The pilot was told not to delay because another aircraft was 2. 5 miles out (4 km) on final approach to the same runway. Pilot error, the National Transportation Safety Board determines that the probable cause of this accident was the flight crew’s failure to use engine anti-ice during ground operation and takeoff, their decision to take off with snow/ice on the airfoil surfaces of the aircraft, and the captain’s failure to reject the takeoff during the early stage when his attention was called to anomalous engine instrument readings.
Contributing to the accident were the prolonged ground delay between deicing and the receipt of ATC takeoff clearance during which the airplane was exposed to continual precipitation, the known inherent pitch up characteristics of the B-737 aircraft when the leading edge is contaminated with even small amounts of snow or ice, and the limited experience of the flight crew in jet transport winter operations.
The error chain (Class 3) began with the pilot instructed deicing on the plane and no covers or plugs installed over engines or airframe openings during the operation by maintenance personnel.

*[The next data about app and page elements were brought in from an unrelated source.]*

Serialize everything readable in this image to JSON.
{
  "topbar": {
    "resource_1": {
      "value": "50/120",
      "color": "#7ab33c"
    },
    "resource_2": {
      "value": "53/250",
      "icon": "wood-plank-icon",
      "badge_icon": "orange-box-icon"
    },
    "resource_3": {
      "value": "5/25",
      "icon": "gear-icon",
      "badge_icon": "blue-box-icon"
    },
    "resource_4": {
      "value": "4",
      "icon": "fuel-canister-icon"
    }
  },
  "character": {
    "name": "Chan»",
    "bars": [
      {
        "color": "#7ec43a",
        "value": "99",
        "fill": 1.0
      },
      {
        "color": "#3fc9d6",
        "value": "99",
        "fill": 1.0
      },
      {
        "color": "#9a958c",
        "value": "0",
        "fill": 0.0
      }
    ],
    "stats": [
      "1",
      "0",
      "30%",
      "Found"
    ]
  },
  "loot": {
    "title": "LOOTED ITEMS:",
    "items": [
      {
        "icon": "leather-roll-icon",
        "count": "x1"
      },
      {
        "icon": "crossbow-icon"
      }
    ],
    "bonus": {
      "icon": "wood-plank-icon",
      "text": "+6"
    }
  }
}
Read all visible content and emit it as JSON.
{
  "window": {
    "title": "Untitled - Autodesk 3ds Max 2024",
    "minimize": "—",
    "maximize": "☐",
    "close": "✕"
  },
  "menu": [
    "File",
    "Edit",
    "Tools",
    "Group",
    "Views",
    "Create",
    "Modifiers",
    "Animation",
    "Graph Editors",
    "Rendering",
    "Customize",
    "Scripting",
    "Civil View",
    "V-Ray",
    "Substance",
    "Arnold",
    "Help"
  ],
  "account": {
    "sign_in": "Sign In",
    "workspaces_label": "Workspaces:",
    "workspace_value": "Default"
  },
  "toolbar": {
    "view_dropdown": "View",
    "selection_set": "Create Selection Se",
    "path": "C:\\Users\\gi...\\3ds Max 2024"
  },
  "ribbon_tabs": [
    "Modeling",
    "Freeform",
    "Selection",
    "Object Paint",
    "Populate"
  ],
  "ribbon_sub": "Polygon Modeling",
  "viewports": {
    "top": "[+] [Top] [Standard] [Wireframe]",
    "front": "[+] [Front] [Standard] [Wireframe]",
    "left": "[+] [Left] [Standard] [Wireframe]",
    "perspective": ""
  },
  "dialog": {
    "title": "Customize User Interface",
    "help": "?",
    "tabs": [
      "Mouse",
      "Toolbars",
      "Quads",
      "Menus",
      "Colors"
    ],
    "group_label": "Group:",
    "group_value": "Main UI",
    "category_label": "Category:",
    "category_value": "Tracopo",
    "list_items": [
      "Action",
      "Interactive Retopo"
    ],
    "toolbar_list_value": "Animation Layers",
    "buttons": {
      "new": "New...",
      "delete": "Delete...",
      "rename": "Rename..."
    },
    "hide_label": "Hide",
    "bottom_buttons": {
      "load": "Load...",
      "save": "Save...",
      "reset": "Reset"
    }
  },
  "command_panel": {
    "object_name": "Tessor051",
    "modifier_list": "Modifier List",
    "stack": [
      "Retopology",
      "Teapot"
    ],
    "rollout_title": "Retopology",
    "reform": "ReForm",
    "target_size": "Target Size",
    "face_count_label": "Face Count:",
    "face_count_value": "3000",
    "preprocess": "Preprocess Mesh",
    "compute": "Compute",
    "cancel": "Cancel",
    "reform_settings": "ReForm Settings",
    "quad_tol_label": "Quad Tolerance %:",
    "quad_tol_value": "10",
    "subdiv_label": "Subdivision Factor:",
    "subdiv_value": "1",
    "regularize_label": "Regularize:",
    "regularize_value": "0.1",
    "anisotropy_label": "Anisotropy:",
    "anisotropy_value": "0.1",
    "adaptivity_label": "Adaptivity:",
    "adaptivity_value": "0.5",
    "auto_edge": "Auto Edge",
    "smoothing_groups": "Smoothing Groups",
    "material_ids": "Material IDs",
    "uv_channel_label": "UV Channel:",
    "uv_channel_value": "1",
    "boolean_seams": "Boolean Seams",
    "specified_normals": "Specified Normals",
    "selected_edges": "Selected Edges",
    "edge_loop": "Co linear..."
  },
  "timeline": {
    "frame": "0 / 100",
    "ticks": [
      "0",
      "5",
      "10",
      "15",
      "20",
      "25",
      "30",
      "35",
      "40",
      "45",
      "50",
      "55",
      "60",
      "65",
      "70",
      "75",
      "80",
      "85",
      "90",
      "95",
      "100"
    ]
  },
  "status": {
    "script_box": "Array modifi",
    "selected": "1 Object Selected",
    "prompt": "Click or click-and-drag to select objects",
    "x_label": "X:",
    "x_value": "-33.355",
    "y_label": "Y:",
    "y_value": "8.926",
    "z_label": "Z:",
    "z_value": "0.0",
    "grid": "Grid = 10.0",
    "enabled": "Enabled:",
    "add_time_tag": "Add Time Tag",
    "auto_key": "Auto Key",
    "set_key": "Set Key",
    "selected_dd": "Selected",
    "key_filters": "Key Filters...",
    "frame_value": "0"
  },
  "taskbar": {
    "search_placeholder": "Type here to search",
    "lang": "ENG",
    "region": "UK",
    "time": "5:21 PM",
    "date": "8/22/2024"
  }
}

Also, flight was delayed due to bad weather thus increasing the stress of pilot and first officer (Physiology, Class 4). This affects the decision making of the pilot and first officer throughout the flight operation; the pilot’s decision to abort the takeoff in preventing further delay (Decision Making, Class 1). The pilot and first officer did ot think of the consequences if they use of reverse thrust on the ground to push back and positioning aircraft near the exhaust from the preceding DC-9’s engines to melt the snow off the wings (Hazardous attitude: Impulsiveness, Class 1). First officer saw a problem with the instrumentation but the captain shrugged off his concerns. The captain was sure everything was in order and he displayed a (Lack of Leadership with Respect, Class 1/Hazardous Attitude: Machosim, Class 1). The “non-assertive” co-pilot and crews were afraid to express concern due to the role of the “domineering” captain (Personality, Class 1).